One of the most vital is maintaining your customer relationships. Below are three tips to help you prepare your customers for the relocation of your firm, if you want to make sure you don’t lose anyone along the way.
Consider your alternatives
Moving to a new business site, especially if you have a large following of customers you suspect may not be enthusiastic about the move, can prove to be more work than it’s worth. Mark Henricks, contributor for Entrepreneur.com, says that if you have been doing business at the same location for many years, you could face a backlash from your customer base and lose a few folks who have been very loyal up to this point.
To prevent this from happening, or at the very least minimize the damage, make sure you research any options that might entail a smaller change. For example. Henricks suggests absorbing a space that adjoins your current location, or moving your manufacturing and distributing departments but keeping the sales location at the old and familiar site.
This may not be an option for many owners, however.
Create a customer plan
If relocating is truly the best alternative for your business over the long run, then there are things you can do to make the transition as painless as possible for your longtime customers. The first thing you’re going to want to do is design a plan for communicating the news to everyone.
Ian Linton of Demand Media, a contributor to Chron Small Business, recommends you make the rationale and benefits of the move very clear to your customers. This information could be vital for maintaining your relationships when you’re situated in your new offices.
Other vital communication you should provide your customers includes contact information that will be effective while you’re moving, reassurance that all orders will be filled and delivered on time, and the location and other store information for your new space. This will all help your customers to avoid feeling abandoned or forgotten during this potentially chaotic time.
One of the most effective ways to ensure your customers follow you to a new location is to offer them incentives. Caron Beesley of the U.S Small Business Administration’s Managing A Business Blog suggests you promote incentives to visit your new location, but with an expiration date so your customers are more likely to stop by soon after the switch.
She also advises business owners to host an opening event in order to draw both returning and new customers to your newly opened location. A grand re-opening party could also be a great opportunity to light a fire under the employees who have shifted locations with you, by giving them the proverbial pat on the back for all their help with this undertaking.
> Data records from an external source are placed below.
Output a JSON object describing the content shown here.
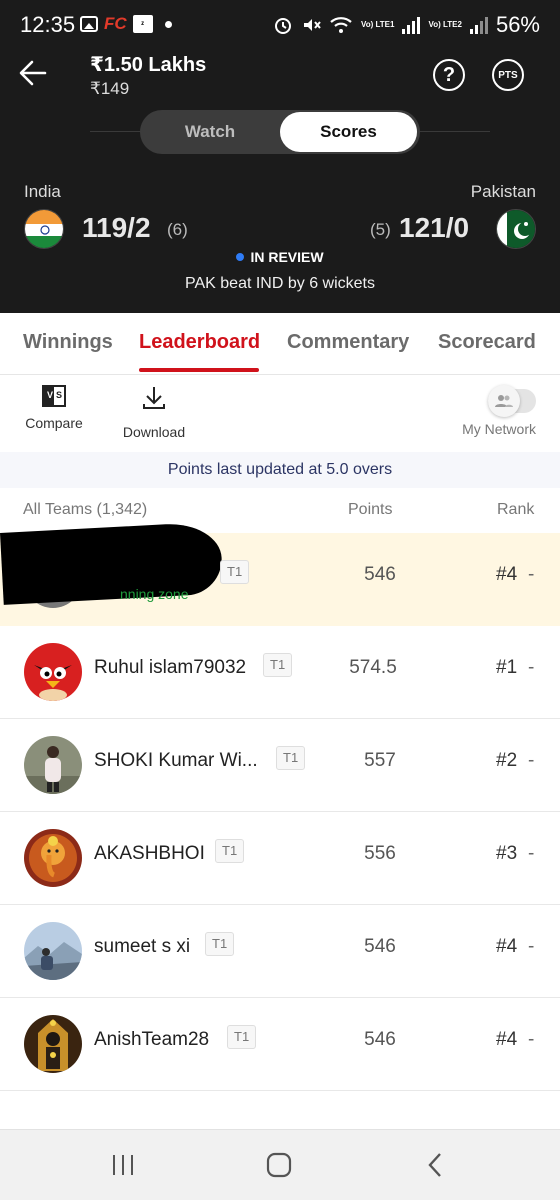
{
  "status_bar": {
    "time": "12:35",
    "app_badge": "FC",
    "battery": "56%",
    "network_1": "Vo) LTE1",
    "network_2": "Vo) LTE2",
    "icons": [
      "gallery-icon",
      "fc-app-icon",
      "zomato-icon",
      "alarm-icon",
      "mute-icon",
      "wifi-icon",
      "signal-icon",
      "battery-icon"
    ]
  },
  "header": {
    "prize": "₹1.50 Lakhs",
    "entry": "₹149",
    "help_icon": "?",
    "pts_label": "PTS"
  },
  "toggle": {
    "watch": "Watch",
    "scores": "Scores",
    "selected": "Scores"
  },
  "match": {
    "team_a": "India",
    "team_a_score": "119/2",
    "team_a_overs": "(6)",
    "team_b": "Pakistan",
    "team_b_score": "121/0",
    "team_b_overs": "(5)",
    "status": "IN REVIEW",
    "result": "PAK beat IND by 6 wickets"
  },
  "tabs": [
    {
      "label": "Winnings"
    },
    {
      "label": "Leaderboard",
      "active": true
    },
    {
      "label": "Commentary"
    },
    {
      "label": "Scorecard"
    }
  ],
  "tools": {
    "compare": "Compare",
    "download": "Download",
    "my_network": "My Network"
  },
  "updated": "Points last updated at 5.0 overs",
  "list_header": {
    "teams": "All Teams (1,342)",
    "points": "Points",
    "rank": "Rank"
  },
  "rows": [
    {
      "name": "",
      "team": "T1",
      "points": "546",
      "rank": "#4",
      "change": "-",
      "note": "nning zone"
    },
    {
      "name": "Ruhul islam79032",
      "team": "T1",
      "points": "574.5",
      "rank": "#1",
      "change": "-"
    },
    {
      "name": "SHOKI Kumar Wi...",
      "team": "T1",
      "points": "557",
      "rank": "#2",
      "change": "-"
    },
    {
      "name": "AKASHBHOI",
      "team": "T1",
      "points": "556",
      "rank": "#3",
      "change": "-"
    },
    {
      "name": "sumeet s xi",
      "team": "T1",
      "points": "546",
      "rank": "#4",
      "change": "-"
    },
    {
      "name": "AnishTeam28",
      "team": "T1",
      "points": "546",
      "rank": "#4",
      "change": "-"
    }
  ],
  "colors": {
    "accent": "#d0121b",
    "header_bg": "#1b1b1b",
    "highlight_row": "#fff7e2",
    "review_dot": "#2f7cf6",
    "winning_zone": "#1f9a3c"
  }
}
Given a little planning and a lot of love, there’s a high likelihood your customers will stay with you even after you’ve moved to a new place. Try to implement the above tips to give yourself the best chance of finding success in a brand-new location.